(Stored data entries)
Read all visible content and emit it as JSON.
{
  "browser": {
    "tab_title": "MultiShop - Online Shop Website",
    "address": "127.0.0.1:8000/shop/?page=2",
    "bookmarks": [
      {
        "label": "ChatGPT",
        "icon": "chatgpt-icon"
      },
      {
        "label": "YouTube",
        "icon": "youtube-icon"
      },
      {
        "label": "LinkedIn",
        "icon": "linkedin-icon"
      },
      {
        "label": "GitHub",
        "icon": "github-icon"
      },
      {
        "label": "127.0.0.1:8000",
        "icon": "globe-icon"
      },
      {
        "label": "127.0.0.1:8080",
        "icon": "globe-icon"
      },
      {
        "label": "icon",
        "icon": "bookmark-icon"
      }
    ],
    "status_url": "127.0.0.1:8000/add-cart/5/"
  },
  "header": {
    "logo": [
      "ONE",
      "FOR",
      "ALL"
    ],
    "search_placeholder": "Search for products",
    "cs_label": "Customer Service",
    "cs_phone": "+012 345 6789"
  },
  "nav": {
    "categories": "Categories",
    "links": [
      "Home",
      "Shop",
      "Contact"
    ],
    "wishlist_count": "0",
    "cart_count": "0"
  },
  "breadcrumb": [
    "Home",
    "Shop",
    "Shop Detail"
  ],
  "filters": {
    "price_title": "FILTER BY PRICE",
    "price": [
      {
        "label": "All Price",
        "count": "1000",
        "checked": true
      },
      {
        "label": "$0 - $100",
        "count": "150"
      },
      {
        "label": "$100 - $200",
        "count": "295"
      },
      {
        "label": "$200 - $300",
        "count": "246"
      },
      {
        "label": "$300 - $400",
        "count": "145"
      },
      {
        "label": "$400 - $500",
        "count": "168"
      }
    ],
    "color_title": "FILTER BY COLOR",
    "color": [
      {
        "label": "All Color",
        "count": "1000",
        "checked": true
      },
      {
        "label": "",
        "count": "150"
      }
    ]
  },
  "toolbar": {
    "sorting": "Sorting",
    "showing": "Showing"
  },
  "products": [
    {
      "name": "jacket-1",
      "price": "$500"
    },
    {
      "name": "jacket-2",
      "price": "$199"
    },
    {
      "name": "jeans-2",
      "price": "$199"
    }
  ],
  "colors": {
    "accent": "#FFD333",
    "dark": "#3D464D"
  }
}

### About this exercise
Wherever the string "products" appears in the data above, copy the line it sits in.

### Reply
    "search_placeholder": "Search for products",
  "products": [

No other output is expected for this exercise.